With hundreds of red grape varieties to choose from, winemakers have the freedom to create a virtually endless assortment of blended red wines. In many European regions, strict laws are in place determining the set of varieties that may be used, but in the New World, experimentation is permitted and encouraged resulting in a wide variety of red wine styles. Blending can be utilized to enhance balance or create complexity, lending different layers of flavors and aromas. For example, a red wine blend variety that creates a fruity and full-bodied wine would do well combined with one that is naturally high in acidity and tannins. Sometimes small amounts of a particular variety are added to boost color or aromatics. Blending can take place before or after fermentation, with the latter, more popular option giving more control to the winemaker over the final qualities of the wine.
How to Serve Red Wine
A common piece of advice is to serve red wine at “room temperature,” but this suggestion is imprecise. After all, room temperature in January is likely to be quite different than in August, even considering the possible effect of central heating and air conditioning systems. The proper temperature to aim for is 55° F to 60° F for lighter-bodied reds and 60° F to 65° F for fuller-bodied wines.
How Long Does Red Wine Last?

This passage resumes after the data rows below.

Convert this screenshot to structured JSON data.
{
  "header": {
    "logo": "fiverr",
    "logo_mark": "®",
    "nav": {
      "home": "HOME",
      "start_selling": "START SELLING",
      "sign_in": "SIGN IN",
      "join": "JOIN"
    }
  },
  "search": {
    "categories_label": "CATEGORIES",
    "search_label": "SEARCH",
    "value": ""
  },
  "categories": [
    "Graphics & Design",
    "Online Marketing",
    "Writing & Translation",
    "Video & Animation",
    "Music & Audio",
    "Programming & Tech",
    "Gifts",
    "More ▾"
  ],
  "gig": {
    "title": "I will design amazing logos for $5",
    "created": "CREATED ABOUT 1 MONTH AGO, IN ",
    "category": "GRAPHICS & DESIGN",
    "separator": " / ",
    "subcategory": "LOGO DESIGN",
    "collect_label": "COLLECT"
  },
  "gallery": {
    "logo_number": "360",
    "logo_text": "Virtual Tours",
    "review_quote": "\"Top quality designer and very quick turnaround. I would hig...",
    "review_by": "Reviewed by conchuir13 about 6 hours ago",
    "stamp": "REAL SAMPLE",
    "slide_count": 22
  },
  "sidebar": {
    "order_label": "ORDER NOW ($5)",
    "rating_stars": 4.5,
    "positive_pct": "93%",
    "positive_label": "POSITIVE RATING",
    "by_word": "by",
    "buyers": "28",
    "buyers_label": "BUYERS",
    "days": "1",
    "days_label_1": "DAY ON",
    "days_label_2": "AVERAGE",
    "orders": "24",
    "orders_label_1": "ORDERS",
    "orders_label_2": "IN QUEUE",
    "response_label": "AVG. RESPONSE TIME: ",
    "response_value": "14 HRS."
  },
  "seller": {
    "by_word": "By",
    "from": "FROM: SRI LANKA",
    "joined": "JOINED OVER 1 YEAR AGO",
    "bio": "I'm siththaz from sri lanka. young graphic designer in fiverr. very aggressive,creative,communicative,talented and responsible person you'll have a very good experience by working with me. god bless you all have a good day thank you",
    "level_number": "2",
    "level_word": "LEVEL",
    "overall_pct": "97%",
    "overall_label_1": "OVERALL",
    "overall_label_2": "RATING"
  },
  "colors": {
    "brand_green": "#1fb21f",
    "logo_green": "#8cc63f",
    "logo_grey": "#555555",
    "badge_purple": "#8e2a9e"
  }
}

Once opened and re-corked, a bottle stored in a cool, dark environment (like your fridge) will stay fresh and nicely drinkable for a day or two. There are products available that can extend that period by a couple of days. As for unopened bottles, optimal storage means keeping them on their sides in a moderately humid environment at about 57° F. Red wines stored in this manner will stay good – and possibly improve – for anywhere from one year to multiple decades. Assessing how long to hold on to a bottle is a complicated science. If you are planning long-term storage of your reds, seek the advice of a wine professional.